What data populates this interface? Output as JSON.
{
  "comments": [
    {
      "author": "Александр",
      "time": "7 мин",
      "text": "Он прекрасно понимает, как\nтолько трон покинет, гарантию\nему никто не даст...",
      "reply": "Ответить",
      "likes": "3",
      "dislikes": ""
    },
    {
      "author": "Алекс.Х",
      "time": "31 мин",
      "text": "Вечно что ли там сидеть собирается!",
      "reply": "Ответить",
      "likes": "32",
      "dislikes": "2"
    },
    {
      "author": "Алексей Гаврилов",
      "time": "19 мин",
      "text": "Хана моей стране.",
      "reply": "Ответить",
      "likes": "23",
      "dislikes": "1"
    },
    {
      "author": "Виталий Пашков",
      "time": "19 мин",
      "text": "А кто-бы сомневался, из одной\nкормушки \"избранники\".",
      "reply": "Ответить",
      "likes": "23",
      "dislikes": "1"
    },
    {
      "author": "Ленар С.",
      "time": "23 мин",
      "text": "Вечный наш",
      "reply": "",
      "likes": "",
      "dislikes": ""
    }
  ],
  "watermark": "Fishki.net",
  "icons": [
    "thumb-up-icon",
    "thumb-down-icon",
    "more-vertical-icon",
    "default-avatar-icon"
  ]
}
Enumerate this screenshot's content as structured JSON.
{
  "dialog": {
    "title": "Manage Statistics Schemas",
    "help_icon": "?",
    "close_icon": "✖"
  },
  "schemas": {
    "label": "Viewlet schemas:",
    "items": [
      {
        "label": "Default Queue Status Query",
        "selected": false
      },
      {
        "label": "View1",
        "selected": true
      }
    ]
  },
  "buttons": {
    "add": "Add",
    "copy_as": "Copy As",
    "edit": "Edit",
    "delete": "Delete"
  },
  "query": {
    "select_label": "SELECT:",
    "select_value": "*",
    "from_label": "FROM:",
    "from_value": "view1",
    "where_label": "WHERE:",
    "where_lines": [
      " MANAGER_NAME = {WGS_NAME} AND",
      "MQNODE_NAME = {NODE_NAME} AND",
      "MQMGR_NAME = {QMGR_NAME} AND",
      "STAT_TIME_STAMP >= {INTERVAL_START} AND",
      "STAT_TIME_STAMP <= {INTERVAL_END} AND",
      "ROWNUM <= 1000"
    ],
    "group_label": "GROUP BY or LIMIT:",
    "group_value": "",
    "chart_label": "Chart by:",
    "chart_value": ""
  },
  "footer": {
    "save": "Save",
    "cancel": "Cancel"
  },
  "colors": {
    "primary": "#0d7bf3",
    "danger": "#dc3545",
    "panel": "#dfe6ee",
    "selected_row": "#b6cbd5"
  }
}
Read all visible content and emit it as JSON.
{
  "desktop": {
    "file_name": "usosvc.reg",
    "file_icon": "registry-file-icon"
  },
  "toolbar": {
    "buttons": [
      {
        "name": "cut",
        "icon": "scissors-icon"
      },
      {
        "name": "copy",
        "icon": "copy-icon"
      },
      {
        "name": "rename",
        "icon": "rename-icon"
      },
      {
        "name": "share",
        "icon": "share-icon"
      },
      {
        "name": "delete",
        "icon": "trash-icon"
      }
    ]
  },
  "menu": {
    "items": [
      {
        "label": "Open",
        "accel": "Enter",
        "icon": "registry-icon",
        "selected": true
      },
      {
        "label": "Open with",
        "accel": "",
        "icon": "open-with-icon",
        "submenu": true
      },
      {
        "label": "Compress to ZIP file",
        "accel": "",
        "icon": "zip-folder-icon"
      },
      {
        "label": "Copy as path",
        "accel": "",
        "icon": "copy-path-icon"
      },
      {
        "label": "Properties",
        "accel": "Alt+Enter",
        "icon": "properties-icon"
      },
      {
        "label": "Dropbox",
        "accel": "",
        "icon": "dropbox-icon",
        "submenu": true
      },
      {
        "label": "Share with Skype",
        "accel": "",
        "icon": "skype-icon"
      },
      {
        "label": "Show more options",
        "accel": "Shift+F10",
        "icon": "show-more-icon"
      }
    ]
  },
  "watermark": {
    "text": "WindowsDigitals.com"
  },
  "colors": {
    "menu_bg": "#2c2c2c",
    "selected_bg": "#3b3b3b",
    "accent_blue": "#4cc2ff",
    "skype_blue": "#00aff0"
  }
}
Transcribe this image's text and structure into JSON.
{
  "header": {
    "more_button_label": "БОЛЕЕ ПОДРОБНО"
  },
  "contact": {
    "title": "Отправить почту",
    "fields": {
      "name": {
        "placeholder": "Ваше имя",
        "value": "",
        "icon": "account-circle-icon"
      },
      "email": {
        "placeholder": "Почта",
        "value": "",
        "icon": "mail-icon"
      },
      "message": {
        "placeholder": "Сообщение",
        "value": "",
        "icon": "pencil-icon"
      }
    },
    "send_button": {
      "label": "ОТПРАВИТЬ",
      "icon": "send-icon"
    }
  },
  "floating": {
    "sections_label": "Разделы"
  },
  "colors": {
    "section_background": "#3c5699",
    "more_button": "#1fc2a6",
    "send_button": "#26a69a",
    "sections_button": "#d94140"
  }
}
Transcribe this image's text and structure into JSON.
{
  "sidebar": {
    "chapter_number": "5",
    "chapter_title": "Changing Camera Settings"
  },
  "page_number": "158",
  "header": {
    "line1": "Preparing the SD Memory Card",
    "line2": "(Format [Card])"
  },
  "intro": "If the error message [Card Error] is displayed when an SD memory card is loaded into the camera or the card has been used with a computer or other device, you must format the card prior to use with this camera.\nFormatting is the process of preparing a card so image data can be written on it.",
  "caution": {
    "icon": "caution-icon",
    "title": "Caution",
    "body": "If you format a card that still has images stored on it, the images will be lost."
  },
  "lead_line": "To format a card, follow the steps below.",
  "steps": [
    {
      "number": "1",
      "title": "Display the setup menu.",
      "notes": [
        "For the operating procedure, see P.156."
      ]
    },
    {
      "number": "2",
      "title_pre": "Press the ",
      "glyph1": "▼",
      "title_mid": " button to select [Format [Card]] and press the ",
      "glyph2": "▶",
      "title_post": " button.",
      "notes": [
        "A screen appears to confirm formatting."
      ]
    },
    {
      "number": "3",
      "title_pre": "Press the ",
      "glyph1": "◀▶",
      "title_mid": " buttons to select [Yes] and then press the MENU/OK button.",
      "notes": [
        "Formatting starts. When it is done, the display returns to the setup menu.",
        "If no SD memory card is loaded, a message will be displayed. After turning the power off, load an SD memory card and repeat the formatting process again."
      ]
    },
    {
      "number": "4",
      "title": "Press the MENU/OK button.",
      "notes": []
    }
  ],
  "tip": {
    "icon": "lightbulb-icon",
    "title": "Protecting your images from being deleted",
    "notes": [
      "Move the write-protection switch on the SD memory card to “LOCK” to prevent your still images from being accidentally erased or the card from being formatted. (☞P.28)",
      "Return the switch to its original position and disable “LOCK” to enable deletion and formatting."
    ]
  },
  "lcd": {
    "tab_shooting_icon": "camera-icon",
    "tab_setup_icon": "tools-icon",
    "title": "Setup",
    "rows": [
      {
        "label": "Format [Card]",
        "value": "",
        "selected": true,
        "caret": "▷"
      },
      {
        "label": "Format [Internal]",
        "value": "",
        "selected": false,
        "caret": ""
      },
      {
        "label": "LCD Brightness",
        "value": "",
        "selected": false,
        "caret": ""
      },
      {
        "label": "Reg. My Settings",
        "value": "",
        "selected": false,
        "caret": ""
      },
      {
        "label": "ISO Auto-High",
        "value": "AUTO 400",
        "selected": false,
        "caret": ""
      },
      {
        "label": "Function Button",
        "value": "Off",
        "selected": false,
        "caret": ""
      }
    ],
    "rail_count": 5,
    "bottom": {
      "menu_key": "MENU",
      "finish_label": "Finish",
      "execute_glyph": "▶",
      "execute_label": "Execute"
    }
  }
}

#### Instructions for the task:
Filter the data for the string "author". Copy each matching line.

#### Answer to the exercise:
      "author": "Александр",
      "author": "Алекс.Х",
      "author": "Алексей Гаврилов",
      "author": "Виталий Пашков",
      "author": "Ленар С.",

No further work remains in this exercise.